▶ **WORK TASK**
In full and exactly, please return the records, but keep out the pictures.

▶ **EXERCISE MATERIAL**
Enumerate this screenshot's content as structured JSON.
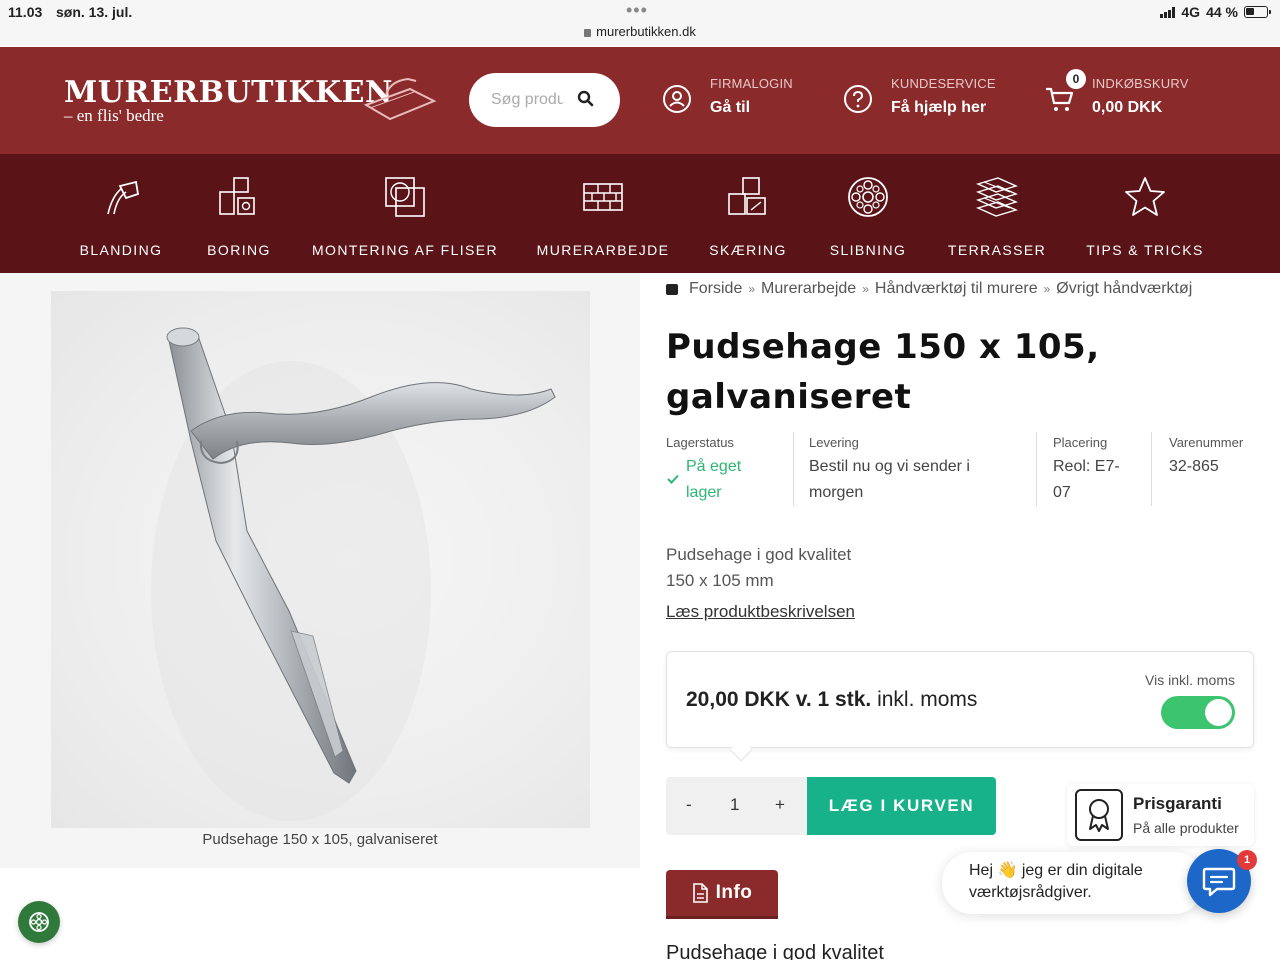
{
  "statusbar": {
    "time": "11.03",
    "date": "søn. 13. jul.",
    "url": "murerbutikken.dk",
    "network": "4G",
    "battery": "44 %"
  },
  "header": {
    "logo_name": "MURERBUTIKKEN",
    "logo_tagline": "– en flis' bedre",
    "search_placeholder": "Søg produkter",
    "firmalogin_small": "FIRMALOGIN",
    "firmalogin_big": "Gå til",
    "service_small": "KUNDESERVICE",
    "service_big": "Få hjælp her",
    "cart_small": "INDKØBSKURV",
    "cart_big": "0,00 DKK",
    "cart_count": "0"
  },
  "categories": [
    {
      "label": "BLANDING",
      "icon": "mixing-bucket-icon"
    },
    {
      "label": "BORING",
      "icon": "drill-squares-icon"
    },
    {
      "label": "MONTERING AF FLISER",
      "icon": "tile-mounting-icon"
    },
    {
      "label": "MURERARBEJDE",
      "icon": "brick-wall-icon"
    },
    {
      "label": "SKÆRING",
      "icon": "tile-cutting-icon"
    },
    {
      "label": "SLIBNING",
      "icon": "grinding-disc-icon"
    },
    {
      "label": "TERRASSER",
      "icon": "terrace-layers-icon"
    },
    {
      "label": "TIPS & TRICKS",
      "icon": "star-icon"
    }
  ],
  "product": {
    "image_caption": "Pudsehage 150 x 105, galvaniseret",
    "breadcrumbs": [
      "Forside",
      "Murerarbejde",
      "Håndværktøj til murere",
      "Øvrigt håndværktøj"
    ],
    "title_line1": "Pudsehage 150 x 105,",
    "title_line2": "galvaniseret",
    "meta": {
      "stock_label": "Lagerstatus",
      "stock_line1": "På eget",
      "stock_line2": "lager",
      "delivery_label": "Levering",
      "delivery_line1": "Bestil nu og vi sender i",
      "delivery_line2": "morgen",
      "placement_label": "Placering",
      "placement_line1": "Reol: E7-",
      "placement_line2": "07",
      "sku_label": "Varenummer",
      "sku": "32-865"
    },
    "desc_line1": "Pudsehage i god kvalitet",
    "desc_line2": "150 x 105 mm",
    "read_more": "Læs produktbeskrivelsen",
    "price_main": "20,00 DKK v. 1 stk.",
    "price_suffix": "inkl. moms",
    "vat_toggle_label": "Vis inkl. moms",
    "vat_toggle_on": true,
    "qty_minus": "-",
    "qty_value": "1",
    "qty_plus": "+",
    "add_to_cart": "LÆG I KURVEN",
    "guarantee_title": "Prisgaranti",
    "guarantee_sub": "På alle produkter",
    "info_tab": "Info",
    "bottom_heading": "Pudsehage i god kvalitet"
  },
  "chat": {
    "line1": "Hej 👋 jeg er din digitale",
    "line2": "værktøjsrådgiver.",
    "badge": "1"
  },
  "colors": {
    "header_bg": "#8b2a2a",
    "nav_bg": "#5a1418",
    "accent_green": "#17b18a",
    "stock_green": "#2bb673",
    "chat_blue": "#1d67c8"
  }
}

▶ **TASK ANSWER**
Enumerate this screenshot's content as structured JSON.
{
  "statusbar": {
    "time": "11.03",
    "date": "søn. 13. jul.",
    "url": "murerbutikken.dk",
    "network": "4G",
    "battery": "44 %"
  },
  "header": {
    "logo_name": "MURERBUTIKKEN",
    "logo_tagline": "– en flis' bedre",
    "search_placeholder": "Søg produkter",
    "firmalogin_small": "FIRMALOGIN",
    "firmalogin_big": "Gå til",
    "service_small": "KUNDESERVICE",
    "service_big": "Få hjælp her",
    "cart_small": "INDKØBSKURV",
    "cart_big": "0,00 DKK",
    "cart_count": "0"
  },
  "categories": [
    {
      "label": "BLANDING",
      "icon": "mixing-bucket-icon"
    },
    {
      "label": "BORING",
      "icon": "drill-squares-icon"
    },
    {
      "label": "MONTERING AF FLISER",
      "icon": "tile-mounting-icon"
    },
    {
      "label": "MURERARBEJDE",
      "icon": "brick-wall-icon"
    },
    {
      "label": "SKÆRING",
      "icon": "tile-cutting-icon"
    },
    {
      "label": "SLIBNING",
      "icon": "grinding-disc-icon"
    },
    {
      "label": "TERRASSER",
      "icon": "terrace-layers-icon"
    },
    {
      "label": "TIPS & TRICKS",
      "icon": "star-icon"
    }
  ],
  "product": {
    "image_caption": "Pudsehage 150 x 105, galvaniseret",
    "breadcrumbs": [
      "Forside",
      "Murerarbejde",
      "Håndværktøj til murere",
      "Øvrigt håndværktøj"
    ],
    "title_line1": "Pudsehage 150 x 105,",
    "title_line2": "galvaniseret",
    "meta": {
      "stock_label": "Lagerstatus",
      "stock_line1": "På eget",
      "stock_line2": "lager",
      "delivery_label": "Levering",
      "delivery_line1": "Bestil nu og vi sender i",
      "delivery_line2": "morgen",
      "placement_label": "Placering",
      "placement_line1": "Reol: E7-",
      "placement_line2": "07",
      "sku_label": "Varenummer",
      "sku": "32-865"
    },
    "desc_line1": "Pudsehage i god kvalitet",
    "desc_line2": "150 x 105 mm",
    "read_more": "Læs produktbeskrivelsen",
    "price_main": "20,00 DKK v. 1 stk.",
    "price_suffix": "inkl. moms",
    "vat_toggle_label": "Vis inkl. moms",
    "vat_toggle_on": true,
    "qty_minus": "-",
    "qty_value": "1",
    "qty_plus": "+",
    "add_to_cart": "LÆG I KURVEN",
    "guarantee_title": "Prisgaranti",
    "guarantee_sub": "På alle produkter",
    "info_tab": "Info",
    "bottom_heading": "Pudsehage i god kvalitet"
  },
  "chat": {
    "line1": "Hej 👋 jeg er din digitale",
    "line2": "værktøjsrådgiver.",
    "badge": "1"
  },
  "colors": {
    "header_bg": "#8b2a2a",
    "nav_bg": "#5a1418",
    "accent_green": "#17b18a",
    "stock_green": "#2bb673",
    "chat_blue": "#1d67c8"
  }
}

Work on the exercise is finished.